To use CELD:
- Type your search criteria into the box. You can use quotation marks to denote phrases and AND, OR, and NOT for simple boolean searches. The search engine does not support nested boolean searches at this time.
- Click the Search button. This will then display a page of your search results.
- To view multiple abstracts click the check box beside the citation to select the abstract. Then click the View Selected Abstracts button at the bottom of the page to view the abstracts you selected.
- To view a single abstract click on the title of the article.
- From the single abstract page, different options are available (which are not available on the multiple abstract page).
- Click on the journal abbreviation to access an information sheet on the journal, including the full name of the journal, the publisher, the publisher's website, and the publication period.
- Click on the author's name in the Options box to find other articles by that author.
- If the Full text of the article is available a Full Text icon will appear in the Options box. Click on it to be transfered to the publishers website.
- Click Print to format the page for printing thereby removing the Options box.
For best results try these helpful hints
- Authors can be found using simple quotation marks enclosing the author's last name followed by a comma and the first initial. For example, "Snelling, A" or "Ham, K".
- Do not use the Author's first name as a search criteria. CELD does not record this information.
- Avoid using the author's middle initial. A single author choice of using his middle initial can vary from article to article. For any author, you are more likely to find all of his articles if you just go by his first initial. For instance, 'Snelling, A' will bring back more results than 'Snelling, AA')
- By default, multiple words without quotation marks will return results only with all of the words present, either in the author, title, or abstract.

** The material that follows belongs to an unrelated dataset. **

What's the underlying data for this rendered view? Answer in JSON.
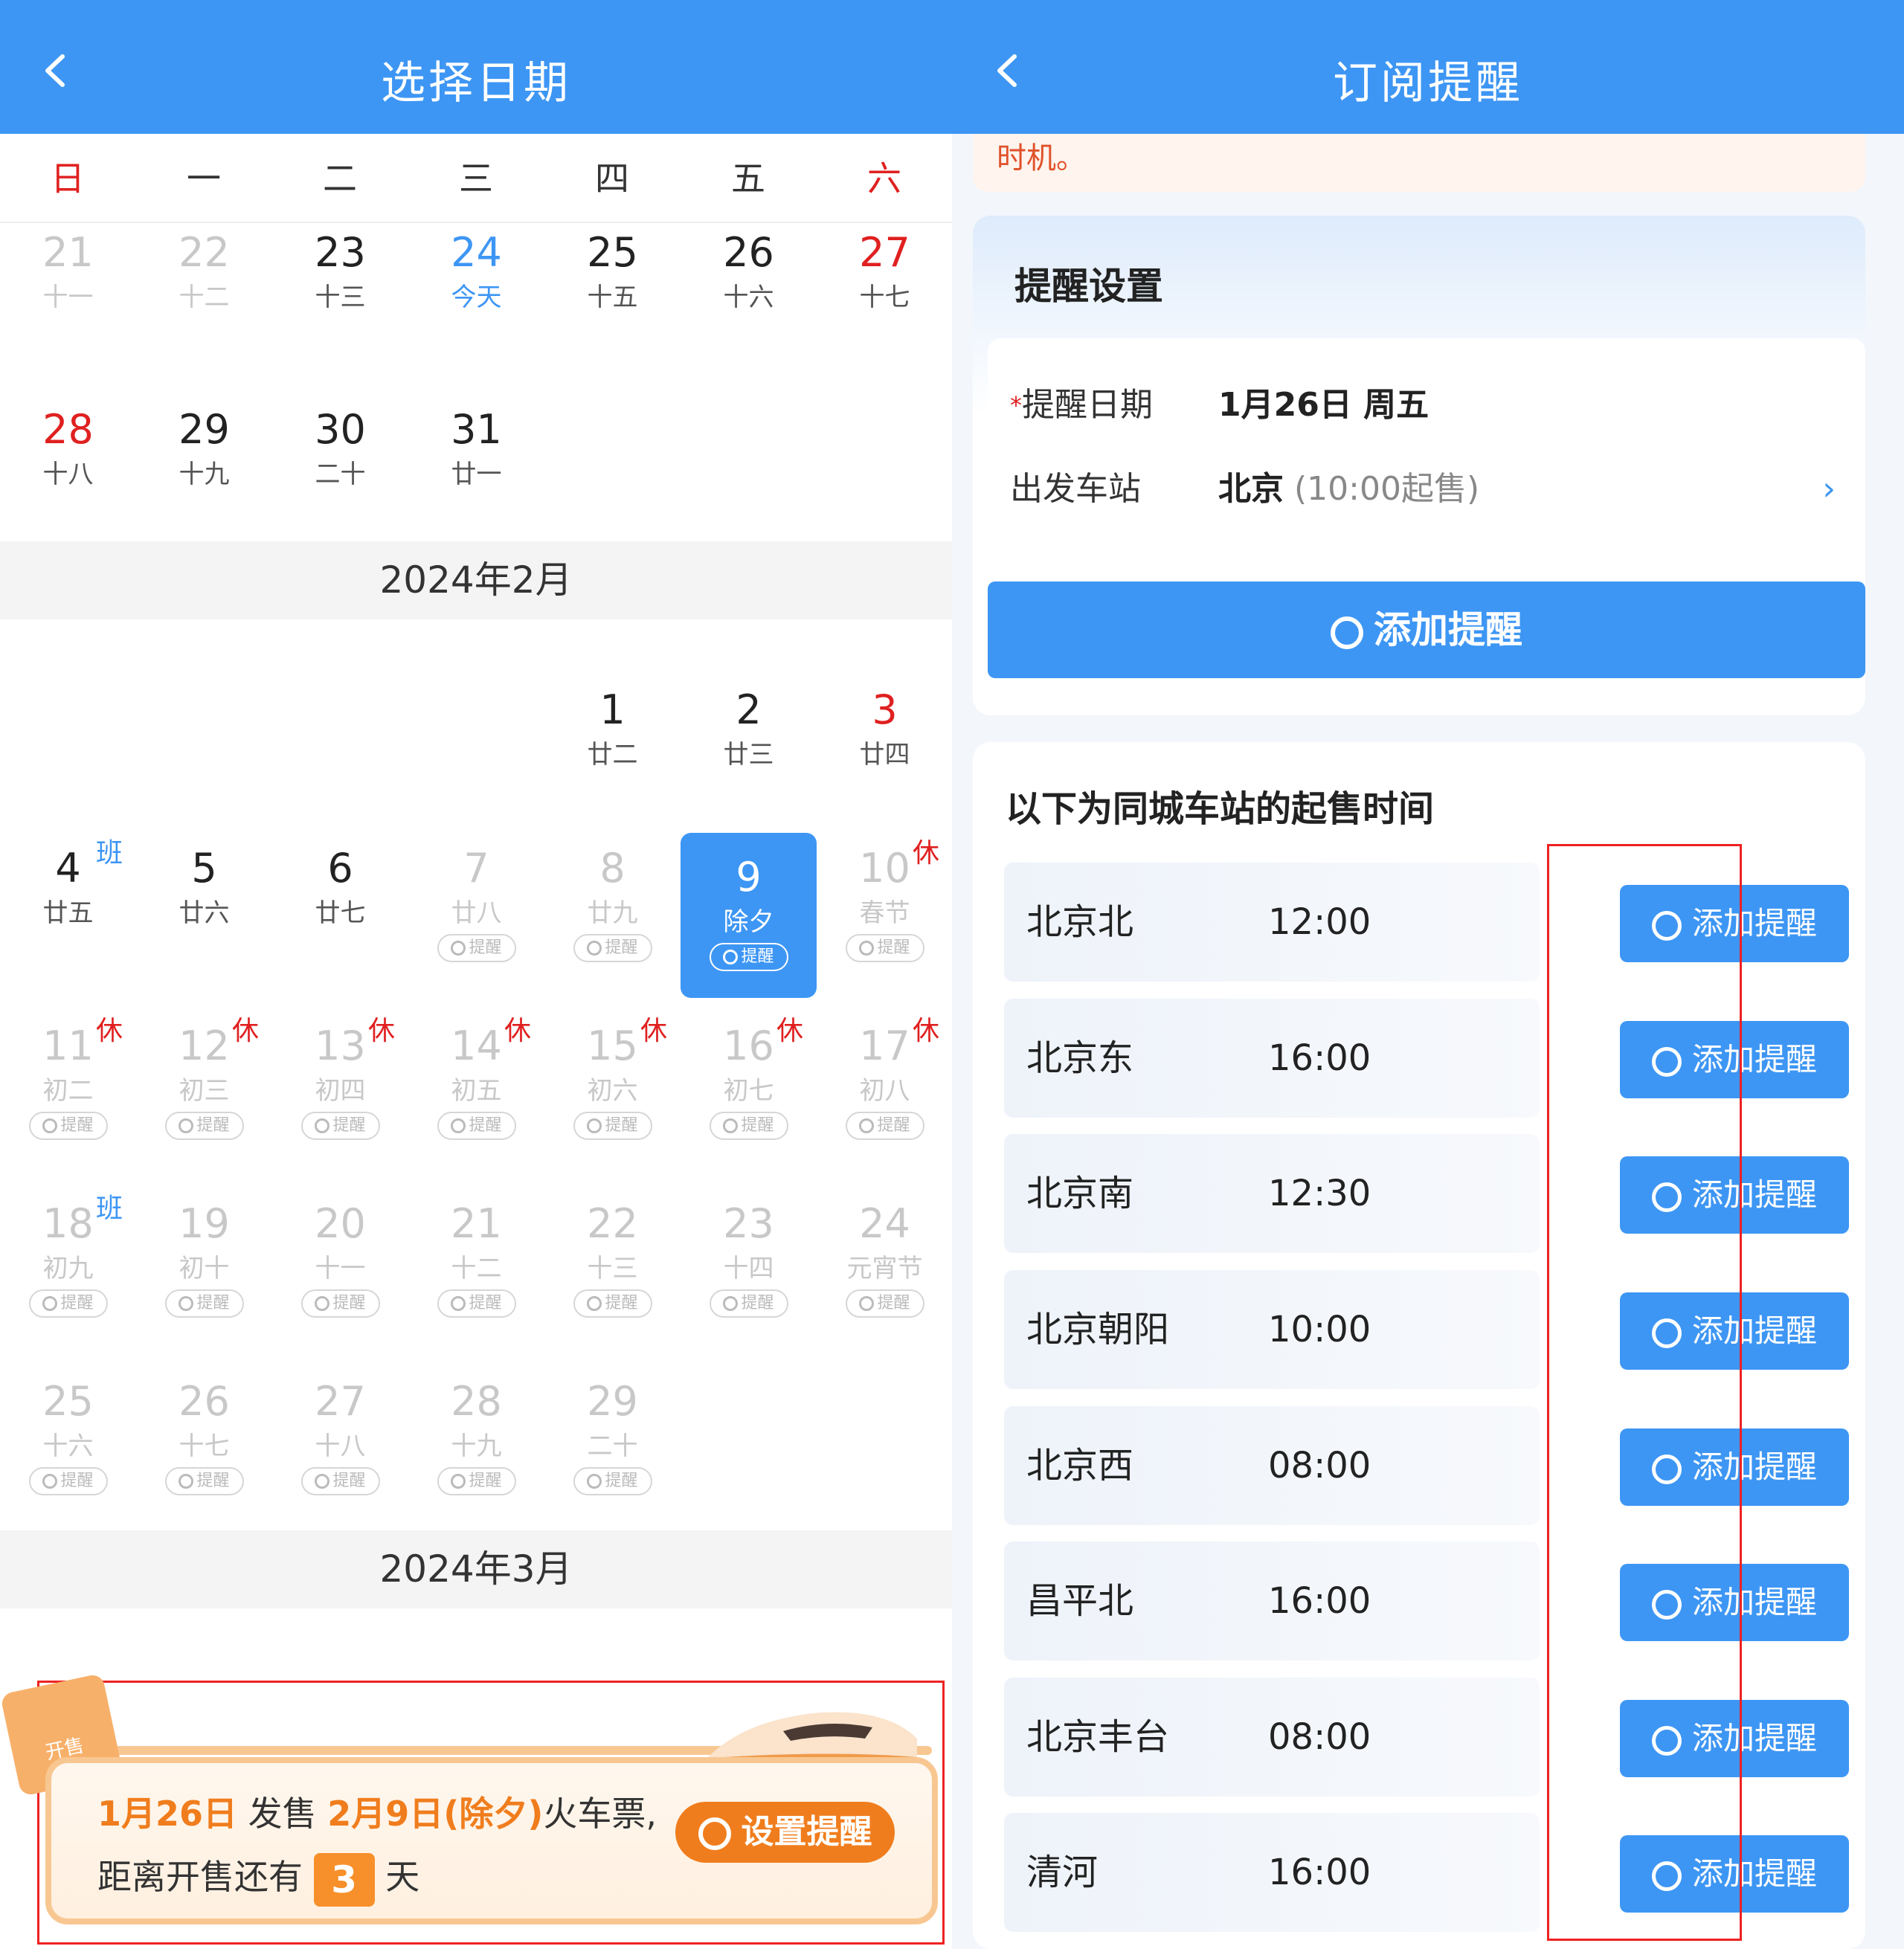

- Wildcards are not needed since partial words will return results. For example, a search for 'radio' will return 'radiometric' as well as 'radiocarbon'.